I don't think I would recommend trotting through the center, just leave that for the canter.
By the time I got on Phantom it was noon and super hot and muggy, so I knew my ride on her was going to be pretty quick. I put my stirrups up a hole and just played over the poles. I haven't done any jumping flatwork in ages, so I wasn't sure how it was going to go when I tried to canter through the middle.
It actually rode pretty good!
I mean, there were only two times that I didn't see my distance so I panicked and threw my body at her and said "go" and she was all, "whoa whoa whoa, this is a turtle exercise. Just chill. I gots it." Not bad for not doing canter poles in like two years.
If you enter at the pointy end it's pretty easy for the horse to just slightly fall one way if they feel the need to give themself a bit more space, so you have to ride that part pretty accurately. If you come through the center, you can turn and have the option of cantering through parallel to one of the vertical poles or over the part where the tail joins the body (if that makes sense) and then turn and canter through the center again.

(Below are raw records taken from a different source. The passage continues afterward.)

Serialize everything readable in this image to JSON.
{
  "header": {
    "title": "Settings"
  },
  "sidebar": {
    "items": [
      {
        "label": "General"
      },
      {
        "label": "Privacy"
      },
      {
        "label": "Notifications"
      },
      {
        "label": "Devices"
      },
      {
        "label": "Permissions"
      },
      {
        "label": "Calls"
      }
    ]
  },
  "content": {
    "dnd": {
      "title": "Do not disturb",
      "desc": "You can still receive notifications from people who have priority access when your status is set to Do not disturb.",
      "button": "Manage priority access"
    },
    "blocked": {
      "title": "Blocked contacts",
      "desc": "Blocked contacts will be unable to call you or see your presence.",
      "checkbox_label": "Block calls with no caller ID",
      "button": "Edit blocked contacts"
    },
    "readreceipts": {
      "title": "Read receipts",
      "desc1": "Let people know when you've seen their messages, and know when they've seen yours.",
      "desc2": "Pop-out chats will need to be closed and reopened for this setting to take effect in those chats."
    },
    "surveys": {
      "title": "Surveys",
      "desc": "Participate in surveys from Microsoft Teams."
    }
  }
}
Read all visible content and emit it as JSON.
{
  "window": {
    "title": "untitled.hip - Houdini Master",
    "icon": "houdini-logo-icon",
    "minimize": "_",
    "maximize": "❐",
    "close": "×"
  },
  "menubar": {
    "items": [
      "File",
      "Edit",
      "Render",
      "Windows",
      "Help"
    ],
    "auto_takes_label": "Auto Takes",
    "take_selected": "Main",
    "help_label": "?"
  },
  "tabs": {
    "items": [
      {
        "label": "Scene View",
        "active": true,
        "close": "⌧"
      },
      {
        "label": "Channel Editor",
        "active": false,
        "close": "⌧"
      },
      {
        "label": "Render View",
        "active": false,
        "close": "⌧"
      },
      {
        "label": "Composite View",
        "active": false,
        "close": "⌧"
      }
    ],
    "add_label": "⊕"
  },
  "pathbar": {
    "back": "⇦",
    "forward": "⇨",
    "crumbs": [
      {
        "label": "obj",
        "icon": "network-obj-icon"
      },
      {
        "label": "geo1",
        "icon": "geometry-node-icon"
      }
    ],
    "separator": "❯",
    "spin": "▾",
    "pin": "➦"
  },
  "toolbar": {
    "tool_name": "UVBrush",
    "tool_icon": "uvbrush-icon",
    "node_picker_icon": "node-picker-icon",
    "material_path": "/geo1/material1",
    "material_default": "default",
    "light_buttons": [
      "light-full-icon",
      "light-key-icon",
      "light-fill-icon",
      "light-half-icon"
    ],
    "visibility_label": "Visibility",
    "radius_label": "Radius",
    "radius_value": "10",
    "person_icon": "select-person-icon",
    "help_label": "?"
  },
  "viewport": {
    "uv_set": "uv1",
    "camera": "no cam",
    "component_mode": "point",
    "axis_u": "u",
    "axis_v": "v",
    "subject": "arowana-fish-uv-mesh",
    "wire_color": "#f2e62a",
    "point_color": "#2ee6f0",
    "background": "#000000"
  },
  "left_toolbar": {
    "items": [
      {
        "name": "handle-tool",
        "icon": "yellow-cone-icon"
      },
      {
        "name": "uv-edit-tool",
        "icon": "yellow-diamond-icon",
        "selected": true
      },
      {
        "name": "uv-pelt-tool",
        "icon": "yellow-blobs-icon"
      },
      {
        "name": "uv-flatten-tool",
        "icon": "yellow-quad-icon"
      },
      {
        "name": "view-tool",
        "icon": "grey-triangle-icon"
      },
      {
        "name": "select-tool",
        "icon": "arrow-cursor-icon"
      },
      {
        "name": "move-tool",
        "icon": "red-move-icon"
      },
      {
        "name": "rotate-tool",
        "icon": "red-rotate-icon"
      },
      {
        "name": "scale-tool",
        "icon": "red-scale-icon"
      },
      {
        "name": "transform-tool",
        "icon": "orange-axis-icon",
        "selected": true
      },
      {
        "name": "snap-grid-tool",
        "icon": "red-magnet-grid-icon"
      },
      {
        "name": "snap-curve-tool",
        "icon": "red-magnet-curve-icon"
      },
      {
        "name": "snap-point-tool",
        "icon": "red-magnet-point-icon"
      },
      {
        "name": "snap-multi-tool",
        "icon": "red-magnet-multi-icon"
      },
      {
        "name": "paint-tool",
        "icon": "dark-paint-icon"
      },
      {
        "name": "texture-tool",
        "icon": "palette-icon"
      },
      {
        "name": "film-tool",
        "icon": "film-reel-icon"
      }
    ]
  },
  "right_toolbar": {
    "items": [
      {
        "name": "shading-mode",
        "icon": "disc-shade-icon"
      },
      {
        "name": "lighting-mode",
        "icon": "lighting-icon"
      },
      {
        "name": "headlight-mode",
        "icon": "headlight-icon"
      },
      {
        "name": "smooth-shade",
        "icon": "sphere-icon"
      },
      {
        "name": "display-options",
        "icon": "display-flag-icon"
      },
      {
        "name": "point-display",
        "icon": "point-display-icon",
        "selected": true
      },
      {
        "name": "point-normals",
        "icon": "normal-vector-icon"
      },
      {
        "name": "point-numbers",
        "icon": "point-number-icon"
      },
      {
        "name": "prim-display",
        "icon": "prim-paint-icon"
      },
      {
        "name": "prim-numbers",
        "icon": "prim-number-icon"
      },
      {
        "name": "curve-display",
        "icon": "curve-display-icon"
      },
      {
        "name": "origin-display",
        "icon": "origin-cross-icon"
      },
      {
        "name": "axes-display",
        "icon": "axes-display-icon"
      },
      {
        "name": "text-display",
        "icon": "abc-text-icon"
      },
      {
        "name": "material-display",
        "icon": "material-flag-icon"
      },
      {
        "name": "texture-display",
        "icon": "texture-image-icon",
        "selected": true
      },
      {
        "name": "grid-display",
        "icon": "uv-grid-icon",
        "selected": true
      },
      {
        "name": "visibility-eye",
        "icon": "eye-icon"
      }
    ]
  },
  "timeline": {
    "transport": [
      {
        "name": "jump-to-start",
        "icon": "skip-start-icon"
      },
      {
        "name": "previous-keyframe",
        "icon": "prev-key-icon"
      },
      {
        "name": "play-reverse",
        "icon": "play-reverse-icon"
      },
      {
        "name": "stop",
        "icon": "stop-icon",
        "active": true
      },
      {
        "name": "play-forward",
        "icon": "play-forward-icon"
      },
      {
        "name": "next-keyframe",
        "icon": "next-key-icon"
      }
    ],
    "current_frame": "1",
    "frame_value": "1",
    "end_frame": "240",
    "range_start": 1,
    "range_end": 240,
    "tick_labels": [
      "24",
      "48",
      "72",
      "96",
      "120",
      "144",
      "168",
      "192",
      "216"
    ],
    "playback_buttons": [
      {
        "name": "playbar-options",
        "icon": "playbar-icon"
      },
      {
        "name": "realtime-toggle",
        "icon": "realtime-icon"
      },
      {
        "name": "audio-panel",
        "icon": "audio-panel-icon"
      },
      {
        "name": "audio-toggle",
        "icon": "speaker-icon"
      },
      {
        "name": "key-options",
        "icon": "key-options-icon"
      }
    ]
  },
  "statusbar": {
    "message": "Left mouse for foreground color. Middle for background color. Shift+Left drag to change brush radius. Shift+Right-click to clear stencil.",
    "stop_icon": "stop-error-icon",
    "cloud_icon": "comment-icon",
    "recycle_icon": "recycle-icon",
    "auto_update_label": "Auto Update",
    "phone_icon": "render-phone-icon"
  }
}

I would recommend setting this up across the center of the arena so that you can enter from both leads. I had to set it up on a diagonal because of all the other stuff set up in the arena, so it was a little trickier to make sure I did it on both leads.
I really liked this exercise and I will definitely use The Fish again!